- _Task brief_:
An exact reproduction of the records is required. Images must be left out.

--- START ---

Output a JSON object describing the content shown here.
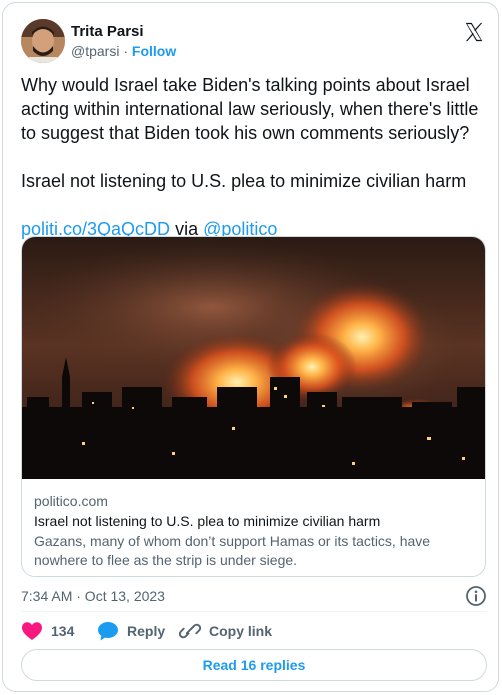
{
  "author": {
    "name": "Trita Parsi",
    "handle": "@tparsi",
    "separator": "·",
    "follow_label": "Follow"
  },
  "tweet": {
    "paragraph_1": "Why would Israel take Biden's talking points about Israel acting within international law seriously, when there's little to suggest that Biden took his own comments seriously?",
    "paragraph_2": "Israel not listening to U.S. plea to minimize civilian harm",
    "link_text": "politi.co/3QaQcDD",
    "via_text": " via ",
    "mention": "@politico"
  },
  "link_card": {
    "domain": "politico.com",
    "title": "Israel not listening to U.S. plea to minimize civilian harm",
    "description": "Gazans, many of whom don’t support Hamas or its tactics, have nowhere to flee as the strip is under siege."
  },
  "timestamp": "7:34 AM · Oct 13, 2023",
  "actions": {
    "likes_count": "134",
    "reply_label": "Reply",
    "copy_link_label": "Copy link"
  },
  "read_replies_label": "Read 16 replies",
  "colors": {
    "accent": "#1d9bf0",
    "like": "#f91880",
    "text": "#0f1419",
    "secondary": "#536471",
    "border": "#cfd9de"
  },
  "icons": [
    "x-logo-icon",
    "info-icon",
    "heart-icon",
    "reply-bubble-icon",
    "link-icon"
  ]
}
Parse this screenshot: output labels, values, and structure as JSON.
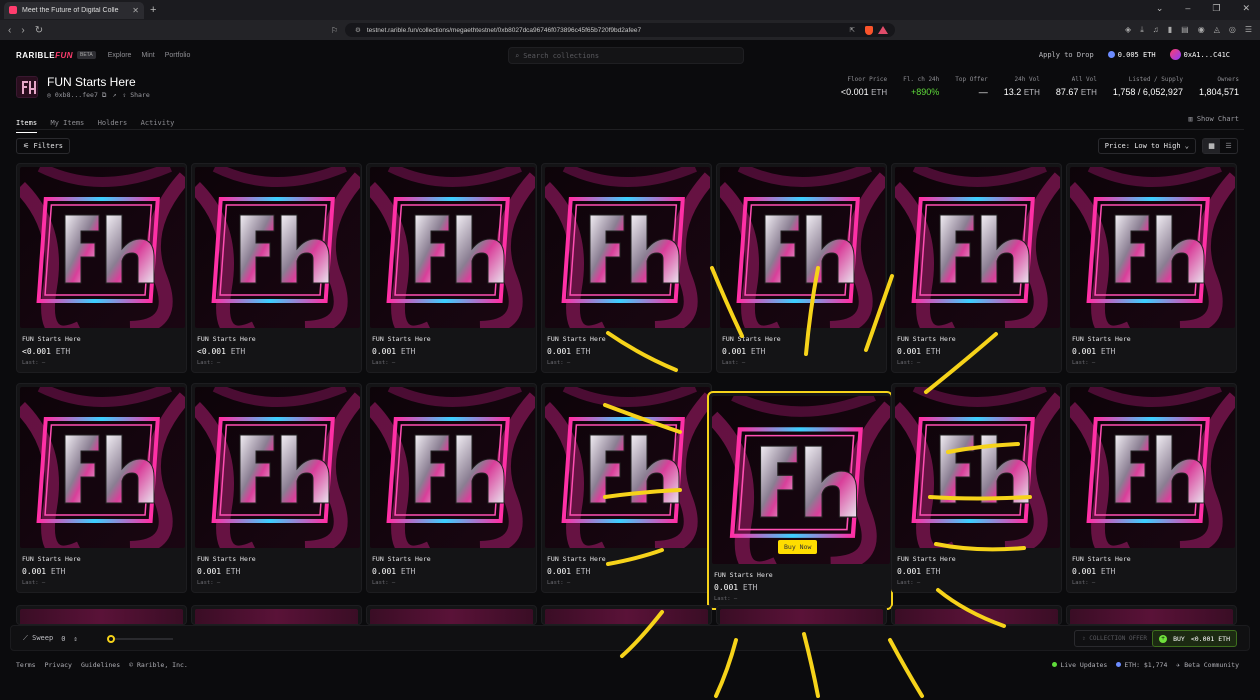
{
  "browser": {
    "tab_title": "Meet the Future of Digital Colle",
    "url": "testnet.rarible.fun/collections/megaethtestnet/0xb8027dca96746f073896c45f65b720f9bd2afee7"
  },
  "header": {
    "logo_main": "RARIBLE",
    "logo_accent": "FUN",
    "beta": "BETA",
    "nav": [
      "Explore",
      "Mint",
      "Portfolio"
    ],
    "search_placeholder": "Search collections",
    "apply": "Apply to Drop",
    "balance": "0.005 ETH",
    "address": "0xA1...C41C"
  },
  "collection": {
    "name": "FUN Starts Here",
    "contract": "0xb8...fee7",
    "share": "Share",
    "stats": [
      {
        "label": "Floor Price",
        "value": "<0.001",
        "unit": "ETH"
      },
      {
        "label": "Fl. ch 24h",
        "value": "+890%",
        "unit": ""
      },
      {
        "label": "Top Offer",
        "value": "—",
        "unit": ""
      },
      {
        "label": "24h Vol",
        "value": "13.2",
        "unit": "ETH"
      },
      {
        "label": "All Vol",
        "value": "87.67",
        "unit": "ETH"
      },
      {
        "label": "Listed / Supply",
        "value": "1,758 / 6,052,927",
        "unit": ""
      },
      {
        "label": "Owners",
        "value": "1,804,571",
        "unit": ""
      }
    ]
  },
  "tabs": [
    "Items",
    "My Items",
    "Holders",
    "Activity"
  ],
  "show_chart": "Show Chart",
  "filters": "Filters",
  "sort": "Price: Low to High",
  "items": [
    {
      "name": "FUN Starts Here",
      "price": "<0.001",
      "unit": "ETH",
      "last": "Last: –"
    },
    {
      "name": "FUN Starts Here",
      "price": "<0.001",
      "unit": "ETH",
      "last": "Last: –"
    },
    {
      "name": "FUN Starts Here",
      "price": "0.001",
      "unit": "ETH",
      "last": "Last: –"
    },
    {
      "name": "FUN Starts Here",
      "price": "0.001",
      "unit": "ETH",
      "last": "Last: –"
    },
    {
      "name": "FUN Starts Here",
      "price": "0.001",
      "unit": "ETH",
      "last": "Last: –"
    },
    {
      "name": "FUN Starts Here",
      "price": "0.001",
      "unit": "ETH",
      "last": "Last: –"
    },
    {
      "name": "FUN Starts Here",
      "price": "0.001",
      "unit": "ETH",
      "last": "Last: –"
    },
    {
      "name": "FUN Starts Here",
      "price": "0.001",
      "unit": "ETH",
      "last": "Last: –"
    },
    {
      "name": "FUN Starts Here",
      "price": "0.001",
      "unit": "ETH",
      "last": "Last: –"
    },
    {
      "name": "FUN Starts Here",
      "price": "0.001",
      "unit": "ETH",
      "last": "Last: –"
    },
    {
      "name": "FUN Starts Here",
      "price": "0.001",
      "unit": "ETH",
      "last": "Last: –"
    },
    {
      "name": "FUN Starts Here",
      "price": "0.001",
      "unit": "ETH",
      "last": "Last: –"
    },
    {
      "name": "FUN Starts Here",
      "price": "0.001",
      "unit": "ETH",
      "last": "Last: –"
    },
    {
      "name": "FUN Starts Here",
      "price": "0.001",
      "unit": "ETH",
      "last": "Last: –"
    }
  ],
  "buy_now": "Buy Now",
  "sweep": {
    "label": "Sweep",
    "count": "0",
    "collection_offer": "COLLECTION OFFER",
    "buy": "BUY",
    "buy_price": "<0.001 ETH"
  },
  "footer": {
    "links": [
      "Terms",
      "Privacy",
      "Guidelines",
      "© Rarible, Inc."
    ],
    "live": "Live Updates",
    "eth": "ETH: $1,774",
    "beta_comm": "Beta Community"
  },
  "colors": {
    "accent": "#ff3d6e",
    "highlight": "#f6d31a",
    "green": "#5fdc3a"
  }
}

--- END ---

- _Output below_:
Output a JSON object describing the content shown here.
{
  "author": {
    "name": "Trita Parsi",
    "handle": "@tparsi",
    "separator": "·",
    "follow_label": "Follow"
  },
  "tweet": {
    "paragraph_1": "Why would Israel take Biden's talking points about Israel acting within international law seriously, when there's little to suggest that Biden took his own comments seriously?",
    "paragraph_2": "Israel not listening to U.S. plea to minimize civilian harm",
    "link_text": "politi.co/3QaQcDD",
    "via_text": " via ",
    "mention": "@politico"
  },
  "link_card": {
    "domain": "politico.com",
    "title": "Israel not listening to U.S. plea to minimize civilian harm",
    "description": "Gazans, many of whom don’t support Hamas or its tactics, have nowhere to flee as the strip is under siege."
  },
  "timestamp": "7:34 AM · Oct 13, 2023",
  "actions": {
    "likes_count": "134",
    "reply_label": "Reply",
    "copy_link_label": "Copy link"
  },
  "read_replies_label": "Read 16 replies",
  "colors": {
    "accent": "#1d9bf0",
    "like": "#f91880",
    "text": "#0f1419",
    "secondary": "#536471",
    "border": "#cfd9de"
  },
  "icons": [
    "x-logo-icon",
    "info-icon",
    "heart-icon",
    "reply-bubble-icon",
    "link-icon"
  ]
}
Parse this screenshot: output labels, values, and structure as JSON.
{
  "browser": {
    "tab_title": "Meet the Future of Digital Colle",
    "url": "testnet.rarible.fun/collections/megaethtestnet/0xb8027dca96746f073896c45f65b720f9bd2afee7"
  },
  "header": {
    "logo_main": "RARIBLE",
    "logo_accent": "FUN",
    "beta": "BETA",
    "nav": [
      "Explore",
      "Mint",
      "Portfolio"
    ],
    "search_placeholder": "Search collections",
    "apply": "Apply to Drop",
    "balance": "0.005 ETH",
    "address": "0xA1...C41C"
  },
  "collection": {
    "name": "FUN Starts Here",
    "contract": "0xb8...fee7",
    "share": "Share",
    "stats": [
      {
        "label": "Floor Price",
        "value": "<0.001",
        "unit": "ETH"
      },
      {
        "label": "Fl. ch 24h",
        "value": "+890%",
        "unit": ""
      },
      {
        "label": "Top Offer",
        "value": "—",
        "unit": ""
      },
      {
        "label": "24h Vol",
        "value": "13.2",
        "unit": "ETH"
      },
      {
        "label": "All Vol",
        "value": "87.67",
        "unit": "ETH"
      },
      {
        "label": "Listed / Supply",
        "value": "1,758 / 6,052,927",
        "unit": ""
      },
      {
        "label": "Owners",
        "value": "1,804,571",
        "unit": ""
      }
    ]
  },
  "tabs": [
    "Items",
    "My Items",
    "Holders",
    "Activity"
  ],
  "show_chart": "Show Chart",
  "filters": "Filters",
  "sort": "Price: Low to High",
  "items": [
    {
      "name": "FUN Starts Here",
      "price": "<0.001",
      "unit": "ETH",
      "last": "Last: –"
    },
    {
      "name": "FUN Starts Here",
      "price": "<0.001",
      "unit": "ETH",
      "last": "Last: –"
    },
    {
      "name": "FUN Starts Here",
      "price": "0.001",
      "unit": "ETH",
      "last": "Last: –"
    },
    {
      "name": "FUN Starts Here",
      "price": "0.001",
      "unit": "ETH",
      "last": "Last: –"
    },
    {
      "name": "FUN Starts Here",
      "price": "0.001",
      "unit": "ETH",
      "last": "Last: –"
    },
    {
      "name": "FUN Starts Here",
      "price": "0.001",
      "unit": "ETH",
      "last": "Last: –"
    },
    {
      "name": "FUN Starts Here",
      "price": "0.001",
      "unit": "ETH",
      "last": "Last: –"
    },
    {
      "name": "FUN Starts Here",
      "price": "0.001",
      "unit": "ETH",
      "last": "Last: –"
    },
    {
      "name": "FUN Starts Here",
      "price": "0.001",
      "unit": "ETH",
      "last": "Last: –"
    },
    {
      "name": "FUN Starts Here",
      "price": "0.001",
      "unit": "ETH",
      "last": "Last: –"
    },
    {
      "name": "FUN Starts Here",
      "price": "0.001",
      "unit": "ETH",
      "last": "Last: –"
    },
    {
      "name": "FUN Starts Here",
      "price": "0.001",
      "unit": "ETH",
      "last": "Last: –"
    },
    {
      "name": "FUN Starts Here",
      "price": "0.001",
      "unit": "ETH",
      "last": "Last: –"
    },
    {
      "name": "FUN Starts Here",
      "price": "0.001",
      "unit": "ETH",
      "last": "Last: –"
    }
  ],
  "buy_now": "Buy Now",
  "sweep": {
    "label": "Sweep",
    "count": "0",
    "collection_offer": "COLLECTION OFFER",
    "buy": "BUY",
    "buy_price": "<0.001 ETH"
  },
  "footer": {
    "links": [
      "Terms",
      "Privacy",
      "Guidelines",
      "© Rarible, Inc."
    ],
    "live": "Live Updates",
    "eth": "ETH: $1,774",
    "beta_comm": "Beta Community"
  },
  "colors": {
    "accent": "#ff3d6e",
    "highlight": "#f6d31a",
    "green": "#5fdc3a"
  }
}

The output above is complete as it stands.